*** SUPPLIED DATA ***

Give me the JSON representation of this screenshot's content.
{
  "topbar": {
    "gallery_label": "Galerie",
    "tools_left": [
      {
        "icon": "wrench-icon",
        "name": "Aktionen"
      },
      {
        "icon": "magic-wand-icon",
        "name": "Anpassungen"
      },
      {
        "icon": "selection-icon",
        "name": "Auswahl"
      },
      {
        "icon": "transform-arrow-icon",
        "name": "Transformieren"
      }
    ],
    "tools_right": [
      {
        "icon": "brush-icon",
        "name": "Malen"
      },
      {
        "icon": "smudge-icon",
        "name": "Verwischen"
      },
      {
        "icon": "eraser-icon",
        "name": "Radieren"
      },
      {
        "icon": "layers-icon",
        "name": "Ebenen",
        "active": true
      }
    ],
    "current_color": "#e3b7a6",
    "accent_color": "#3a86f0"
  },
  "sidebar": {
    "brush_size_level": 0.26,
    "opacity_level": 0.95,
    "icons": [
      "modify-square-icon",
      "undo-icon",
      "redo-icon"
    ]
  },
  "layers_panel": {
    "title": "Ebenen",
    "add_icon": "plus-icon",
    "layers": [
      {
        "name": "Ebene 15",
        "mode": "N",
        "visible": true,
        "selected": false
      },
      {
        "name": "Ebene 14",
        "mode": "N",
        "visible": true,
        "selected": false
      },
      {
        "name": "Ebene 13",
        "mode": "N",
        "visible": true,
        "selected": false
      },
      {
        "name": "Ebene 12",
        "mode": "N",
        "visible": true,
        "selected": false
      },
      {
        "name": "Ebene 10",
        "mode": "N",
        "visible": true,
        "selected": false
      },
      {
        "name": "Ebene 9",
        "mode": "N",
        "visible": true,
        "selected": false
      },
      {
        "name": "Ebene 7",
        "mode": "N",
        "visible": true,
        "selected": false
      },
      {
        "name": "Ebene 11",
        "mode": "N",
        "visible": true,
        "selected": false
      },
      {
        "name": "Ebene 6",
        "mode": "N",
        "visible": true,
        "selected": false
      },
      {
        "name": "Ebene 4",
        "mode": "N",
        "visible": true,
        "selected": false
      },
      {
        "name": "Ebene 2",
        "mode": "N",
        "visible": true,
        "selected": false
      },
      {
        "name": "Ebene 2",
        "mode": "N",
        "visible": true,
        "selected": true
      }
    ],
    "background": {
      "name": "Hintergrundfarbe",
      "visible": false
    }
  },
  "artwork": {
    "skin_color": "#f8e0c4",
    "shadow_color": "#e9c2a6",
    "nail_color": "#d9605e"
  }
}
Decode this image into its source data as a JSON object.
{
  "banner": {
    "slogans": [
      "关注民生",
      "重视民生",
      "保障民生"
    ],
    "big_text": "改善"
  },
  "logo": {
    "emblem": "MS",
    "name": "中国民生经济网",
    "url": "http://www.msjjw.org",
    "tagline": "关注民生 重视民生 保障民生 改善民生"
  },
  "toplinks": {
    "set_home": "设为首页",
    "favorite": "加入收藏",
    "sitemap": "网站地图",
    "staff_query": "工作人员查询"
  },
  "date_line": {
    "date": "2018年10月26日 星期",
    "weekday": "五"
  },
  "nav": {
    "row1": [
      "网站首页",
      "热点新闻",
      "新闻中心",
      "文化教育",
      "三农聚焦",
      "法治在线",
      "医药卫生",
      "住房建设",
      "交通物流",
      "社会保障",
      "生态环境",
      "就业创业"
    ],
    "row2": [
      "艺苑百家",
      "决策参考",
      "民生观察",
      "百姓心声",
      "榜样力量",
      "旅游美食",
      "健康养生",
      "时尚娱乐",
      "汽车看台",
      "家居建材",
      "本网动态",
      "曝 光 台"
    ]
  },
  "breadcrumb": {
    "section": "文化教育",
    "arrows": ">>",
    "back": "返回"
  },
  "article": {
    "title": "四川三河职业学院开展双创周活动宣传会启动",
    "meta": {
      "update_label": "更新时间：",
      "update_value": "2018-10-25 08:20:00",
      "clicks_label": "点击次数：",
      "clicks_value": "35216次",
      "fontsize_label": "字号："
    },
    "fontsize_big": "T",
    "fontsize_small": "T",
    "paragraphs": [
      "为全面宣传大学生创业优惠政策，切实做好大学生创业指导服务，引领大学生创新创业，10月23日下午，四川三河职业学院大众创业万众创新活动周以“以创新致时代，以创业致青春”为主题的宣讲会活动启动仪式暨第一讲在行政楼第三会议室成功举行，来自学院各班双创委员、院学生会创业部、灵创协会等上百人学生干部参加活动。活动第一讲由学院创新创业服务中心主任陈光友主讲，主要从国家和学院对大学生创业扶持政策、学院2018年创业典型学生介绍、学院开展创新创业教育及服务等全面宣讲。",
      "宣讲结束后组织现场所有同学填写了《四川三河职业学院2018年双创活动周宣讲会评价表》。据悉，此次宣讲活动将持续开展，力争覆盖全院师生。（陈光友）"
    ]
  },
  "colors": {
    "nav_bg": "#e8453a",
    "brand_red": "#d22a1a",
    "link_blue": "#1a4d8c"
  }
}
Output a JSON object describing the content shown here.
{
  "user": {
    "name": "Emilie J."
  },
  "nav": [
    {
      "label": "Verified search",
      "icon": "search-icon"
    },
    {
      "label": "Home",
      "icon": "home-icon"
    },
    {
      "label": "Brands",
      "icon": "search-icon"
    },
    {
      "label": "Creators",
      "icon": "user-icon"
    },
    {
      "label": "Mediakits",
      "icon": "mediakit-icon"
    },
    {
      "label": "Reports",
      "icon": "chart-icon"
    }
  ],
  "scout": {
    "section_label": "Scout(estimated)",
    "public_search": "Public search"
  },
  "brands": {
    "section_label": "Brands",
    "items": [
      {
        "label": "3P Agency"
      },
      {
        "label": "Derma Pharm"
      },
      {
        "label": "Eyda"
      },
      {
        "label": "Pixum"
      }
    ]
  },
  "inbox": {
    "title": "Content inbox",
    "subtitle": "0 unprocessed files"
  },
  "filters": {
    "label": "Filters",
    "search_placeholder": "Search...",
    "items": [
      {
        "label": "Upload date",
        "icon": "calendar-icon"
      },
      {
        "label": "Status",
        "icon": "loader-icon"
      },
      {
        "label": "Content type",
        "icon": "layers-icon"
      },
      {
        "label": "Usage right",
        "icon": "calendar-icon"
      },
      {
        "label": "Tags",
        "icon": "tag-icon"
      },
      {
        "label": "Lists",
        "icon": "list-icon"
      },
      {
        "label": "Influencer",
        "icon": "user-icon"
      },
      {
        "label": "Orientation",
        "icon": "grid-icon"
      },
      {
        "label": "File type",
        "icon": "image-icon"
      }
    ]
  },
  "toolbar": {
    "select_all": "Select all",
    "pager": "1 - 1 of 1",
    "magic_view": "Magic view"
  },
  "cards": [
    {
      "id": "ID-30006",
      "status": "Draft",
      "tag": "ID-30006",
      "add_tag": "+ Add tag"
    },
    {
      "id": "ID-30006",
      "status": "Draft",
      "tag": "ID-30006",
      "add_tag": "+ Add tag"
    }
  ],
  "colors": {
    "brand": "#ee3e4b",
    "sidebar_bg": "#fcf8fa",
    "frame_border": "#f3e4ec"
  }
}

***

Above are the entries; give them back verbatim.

**SOLVED EXERCISE:**
Give me the JSON representation of this screenshot's content.
{
  "topbar": {
    "gallery_label": "Galerie",
    "tools_left": [
      {
        "icon": "wrench-icon",
        "name": "Aktionen"
      },
      {
        "icon": "magic-wand-icon",
        "name": "Anpassungen"
      },
      {
        "icon": "selection-icon",
        "name": "Auswahl"
      },
      {
        "icon": "transform-arrow-icon",
        "name": "Transformieren"
      }
    ],
    "tools_right": [
      {
        "icon": "brush-icon",
        "name": "Malen"
      },
      {
        "icon": "smudge-icon",
        "name": "Verwischen"
      },
      {
        "icon": "eraser-icon",
        "name": "Radieren"
      },
      {
        "icon": "layers-icon",
        "name": "Ebenen",
        "active": true
      }
    ],
    "current_color": "#e3b7a6",
    "accent_color": "#3a86f0"
  },
  "sidebar": {
    "brush_size_level": 0.26,
    "opacity_level": 0.95,
    "icons": [
      "modify-square-icon",
      "undo-icon",
      "redo-icon"
    ]
  },
  "layers_panel": {
    "title": "Ebenen",
    "add_icon": "plus-icon",
    "layers": [
      {
        "name": "Ebene 15",
        "mode": "N",
        "visible": true,
        "selected": false
      },
      {
        "name": "Ebene 14",
        "mode": "N",
        "visible": true,
        "selected": false
      },
      {
        "name": "Ebene 13",
        "mode": "N",
        "visible": true,
        "selected": false
      },
      {
        "name": "Ebene 12",
        "mode": "N",
        "visible": true,
        "selected": false
      },
      {
        "name": "Ebene 10",
        "mode": "N",
        "visible": true,
        "selected": false
      },
      {
        "name": "Ebene 9",
        "mode": "N",
        "visible": true,
        "selected": false
      },
      {
        "name": "Ebene 7",
        "mode": "N",
        "visible": true,
        "selected": false
      },
      {
        "name": "Ebene 11",
        "mode": "N",
        "visible": true,
        "selected": false
      },
      {
        "name": "Ebene 6",
        "mode": "N",
        "visible": true,
        "selected": false
      },
      {
        "name": "Ebene 4",
        "mode": "N",
        "visible": true,
        "selected": false
      },
      {
        "name": "Ebene 2",
        "mode": "N",
        "visible": true,
        "selected": false
      },
      {
        "name": "Ebene 2",
        "mode": "N",
        "visible": true,
        "selected": true
      }
    ],
    "background": {
      "name": "Hintergrundfarbe",
      "visible": false
    }
  },
  "artwork": {
    "skin_color": "#f8e0c4",
    "shadow_color": "#e9c2a6",
    "nail_color": "#d9605e"
  }
}
Decode this image into its source data as a JSON object.
{
  "banner": {
    "slogans": [
      "关注民生",
      "重视民生",
      "保障民生"
    ],
    "big_text": "改善"
  },
  "logo": {
    "emblem": "MS",
    "name": "中国民生经济网",
    "url": "http://www.msjjw.org",
    "tagline": "关注民生 重视民生 保障民生 改善民生"
  },
  "toplinks": {
    "set_home": "设为首页",
    "favorite": "加入收藏",
    "sitemap": "网站地图",
    "staff_query": "工作人员查询"
  },
  "date_line": {
    "date": "2018年10月26日 星期",
    "weekday": "五"
  },
  "nav": {
    "row1": [
      "网站首页",
      "热点新闻",
      "新闻中心",
      "文化教育",
      "三农聚焦",
      "法治在线",
      "医药卫生",
      "住房建设",
      "交通物流",
      "社会保障",
      "生态环境",
      "就业创业"
    ],
    "row2": [
      "艺苑百家",
      "决策参考",
      "民生观察",
      "百姓心声",
      "榜样力量",
      "旅游美食",
      "健康养生",
      "时尚娱乐",
      "汽车看台",
      "家居建材",
      "本网动态",
      "曝 光 台"
    ]
  },
  "breadcrumb": {
    "section": "文化教育",
    "arrows": ">>",
    "back": "返回"
  },
  "article": {
    "title": "四川三河职业学院开展双创周活动宣传会启动",
    "meta": {
      "update_label": "更新时间：",
      "update_value": "2018-10-25 08:20:00",
      "clicks_label": "点击次数：",
      "clicks_value": "35216次",
      "fontsize_label": "字号："
    },
    "fontsize_big": "T",
    "fontsize_small": "T",
    "paragraphs": [
      "为全面宣传大学生创业优惠政策，切实做好大学生创业指导服务，引领大学生创新创业，10月23日下午，四川三河职业学院大众创业万众创新活动周以“以创新致时代，以创业致青春”为主题的宣讲会活动启动仪式暨第一讲在行政楼第三会议室成功举行，来自学院各班双创委员、院学生会创业部、灵创协会等上百人学生干部参加活动。活动第一讲由学院创新创业服务中心主任陈光友主讲，主要从国家和学院对大学生创业扶持政策、学院2018年创业典型学生介绍、学院开展创新创业教育及服务等全面宣讲。",
      "宣讲结束后组织现场所有同学填写了《四川三河职业学院2018年双创活动周宣讲会评价表》。据悉，此次宣讲活动将持续开展，力争覆盖全院师生。（陈光友）"
    ]
  },
  "colors": {
    "nav_bg": "#e8453a",
    "brand_red": "#d22a1a",
    "link_blue": "#1a4d8c"
  }
}
Output a JSON object describing the content shown here.
{
  "user": {
    "name": "Emilie J."
  },
  "nav": [
    {
      "label": "Verified search",
      "icon": "search-icon"
    },
    {
      "label": "Home",
      "icon": "home-icon"
    },
    {
      "label": "Brands",
      "icon": "search-icon"
    },
    {
      "label": "Creators",
      "icon": "user-icon"
    },
    {
      "label": "Mediakits",
      "icon": "mediakit-icon"
    },
    {
      "label": "Reports",
      "icon": "chart-icon"
    }
  ],
  "scout": {
    "section_label": "Scout(estimated)",
    "public_search": "Public search"
  },
  "brands": {
    "section_label": "Brands",
    "items": [
      {
        "label": "3P Agency"
      },
      {
        "label": "Derma Pharm"
      },
      {
        "label": "Eyda"
      },
      {
        "label": "Pixum"
      }
    ]
  },
  "inbox": {
    "title": "Content inbox",
    "subtitle": "0 unprocessed files"
  },
  "filters": {
    "label": "Filters",
    "search_placeholder": "Search...",
    "items": [
      {
        "label": "Upload date",
        "icon": "calendar-icon"
      },
      {
        "label": "Status",
        "icon": "loader-icon"
      },
      {
        "label": "Content type",
        "icon": "layers-icon"
      },
      {
        "label": "Usage right",
        "icon": "calendar-icon"
      },
      {
        "label": "Tags",
        "icon": "tag-icon"
      },
      {
        "label": "Lists",
        "icon": "list-icon"
      },
      {
        "label": "Influencer",
        "icon": "user-icon"
      },
      {
        "label": "Orientation",
        "icon": "grid-icon"
      },
      {
        "label": "File type",
        "icon": "image-icon"
      }
    ]
  },
  "toolbar": {
    "select_all": "Select all",
    "pager": "1 - 1 of 1",
    "magic_view": "Magic view"
  },
  "cards": [
    {
      "id": "ID-30006",
      "status": "Draft",
      "tag": "ID-30006",
      "add_tag": "+ Add tag"
    },
    {
      "id": "ID-30006",
      "status": "Draft",
      "tag": "ID-30006",
      "add_tag": "+ Add tag"
    }
  ],
  "colors": {
    "brand": "#ee3e4b",
    "sidebar_bg": "#fcf8fa",
    "frame_border": "#f3e4ec"
  }
}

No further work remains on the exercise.